Work required:
Search the records below for the string "title" and copy each line where it turns up.

++++ Data extract

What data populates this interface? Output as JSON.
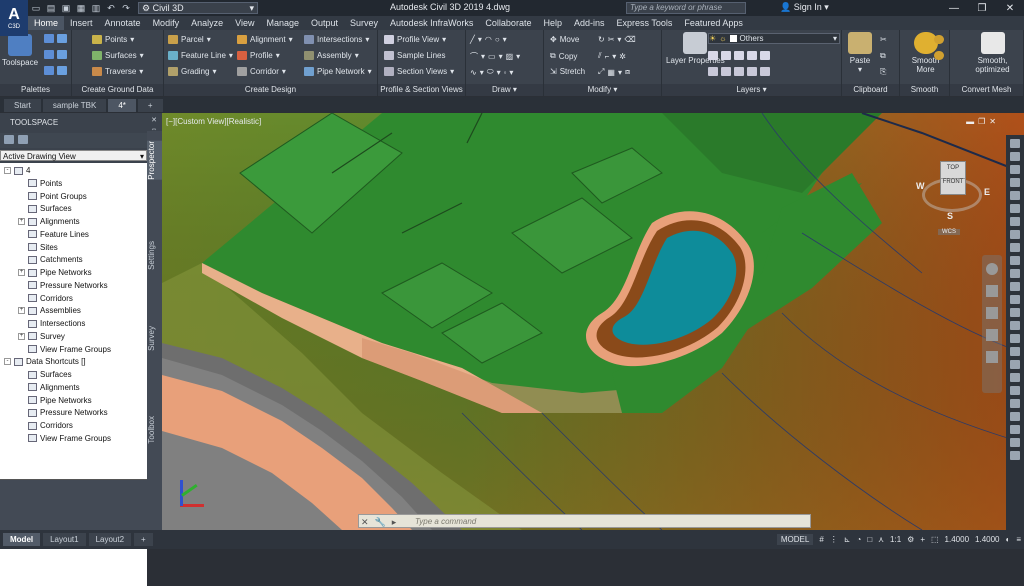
{
  "app": {
    "logo_letter": "A",
    "logo_sub": "C3D",
    "workspace": "Civil 3D",
    "title": "Autodesk Civil 3D 2019    4.dwg",
    "search_placeholder": "Type a keyword or phrase",
    "sign_in": "Sign In"
  },
  "menu_tabs": [
    "Home",
    "Insert",
    "Annotate",
    "Modify",
    "Analyze",
    "View",
    "Manage",
    "Output",
    "Survey",
    "Autodesk InfraWorks",
    "Collaborate",
    "Help",
    "Add-ins",
    "Express Tools",
    "Featured Apps"
  ],
  "ribbon": {
    "palettes": {
      "title": "Palettes",
      "toolspace": "Toolspace"
    },
    "ground": {
      "title": "Create Ground Data",
      "points": "Points",
      "surfaces": "Surfaces",
      "traverse": "Traverse"
    },
    "design": {
      "title": "Create Design",
      "parcel": "Parcel",
      "feature_line": "Feature Line",
      "grading": "Grading",
      "alignment": "Alignment",
      "profile": "Profile",
      "corridor": "Corridor",
      "intersections": "Intersections",
      "assembly": "Assembly",
      "pipe_network": "Pipe Network"
    },
    "profile_section": {
      "title": "Profile & Section Views",
      "profile_view": "Profile View",
      "sample_lines": "Sample Lines",
      "section_views": "Section Views"
    },
    "draw": {
      "title": "Draw"
    },
    "modify": {
      "title": "Modify",
      "move": "Move",
      "copy": "Copy",
      "stretch": "Stretch"
    },
    "layers": {
      "title": "Layers",
      "layer_properties": "Layer Properties",
      "layer_name": "Others"
    },
    "clipboard": {
      "title": "Clipboard",
      "paste": "Paste"
    },
    "smooth": {
      "title": "Smooth",
      "smooth_more": "Smooth More"
    },
    "convert": {
      "title": "Convert Mesh",
      "smooth_optimized": "Smooth, optimized"
    }
  },
  "file_tabs": [
    "Start",
    "sample TBK",
    "4*"
  ],
  "toolspace": {
    "header": "TOOLSPACE",
    "dropdown": "Active Drawing View",
    "vtabs": [
      "Prospector",
      "Settings",
      "Survey",
      "Toolbox"
    ]
  },
  "tree": [
    {
      "label": "4",
      "indent": 0,
      "exp": "-"
    },
    {
      "label": "Points",
      "indent": 1,
      "exp": ""
    },
    {
      "label": "Point Groups",
      "indent": 1,
      "exp": ""
    },
    {
      "label": "Surfaces",
      "indent": 1,
      "exp": ""
    },
    {
      "label": "Alignments",
      "indent": 1,
      "exp": "+"
    },
    {
      "label": "Feature Lines",
      "indent": 1,
      "exp": ""
    },
    {
      "label": "Sites",
      "indent": 1,
      "exp": ""
    },
    {
      "label": "Catchments",
      "indent": 1,
      "exp": ""
    },
    {
      "label": "Pipe Networks",
      "indent": 1,
      "exp": "+"
    },
    {
      "label": "Pressure Networks",
      "indent": 1,
      "exp": ""
    },
    {
      "label": "Corridors",
      "indent": 1,
      "exp": ""
    },
    {
      "label": "Assemblies",
      "indent": 1,
      "exp": "+"
    },
    {
      "label": "Intersections",
      "indent": 1,
      "exp": ""
    },
    {
      "label": "Survey",
      "indent": 1,
      "exp": "+"
    },
    {
      "label": "View Frame Groups",
      "indent": 1,
      "exp": ""
    },
    {
      "label": "Data Shortcuts []",
      "indent": 0,
      "exp": "-"
    },
    {
      "label": "Surfaces",
      "indent": 1,
      "exp": ""
    },
    {
      "label": "Alignments",
      "indent": 1,
      "exp": ""
    },
    {
      "label": "Pipe Networks",
      "indent": 1,
      "exp": ""
    },
    {
      "label": "Pressure Networks",
      "indent": 1,
      "exp": ""
    },
    {
      "label": "Corridors",
      "indent": 1,
      "exp": ""
    },
    {
      "label": "View Frame Groups",
      "indent": 1,
      "exp": ""
    }
  ],
  "viewport": {
    "label": "[−][Custom View][Realistic]",
    "cube_top": "TOP",
    "cube_front": "FRONT",
    "n": "N",
    "w": "W",
    "e": "E",
    "s": "S",
    "wcs": "WCS"
  },
  "command": {
    "placeholder": "Type a command"
  },
  "layout_tabs": [
    "Model",
    "Layout1",
    "Layout2"
  ],
  "status": {
    "model": "MODEL",
    "scale": "1:1",
    "val1": "1.4000",
    "val2": "1.4000"
  },
  "colors": {
    "accent": "#1e3c6e",
    "terrain": "#2e8b2e",
    "water": "#0e8c9a"
  }
}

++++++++

Task response:
    "title": "Autodesk Civil 3D 2019    4.dwg",
      "title": "Palettes",
      "title": "Create Ground Data",
      "title": "Create Design",
      "title": "Profile & Section Views",
      "title": "Draw"
      "title": "Modify",
      "title": "Layers",
      "title": "Clipboard",
      "title": "Smooth",
      "title": "Convert Mesh",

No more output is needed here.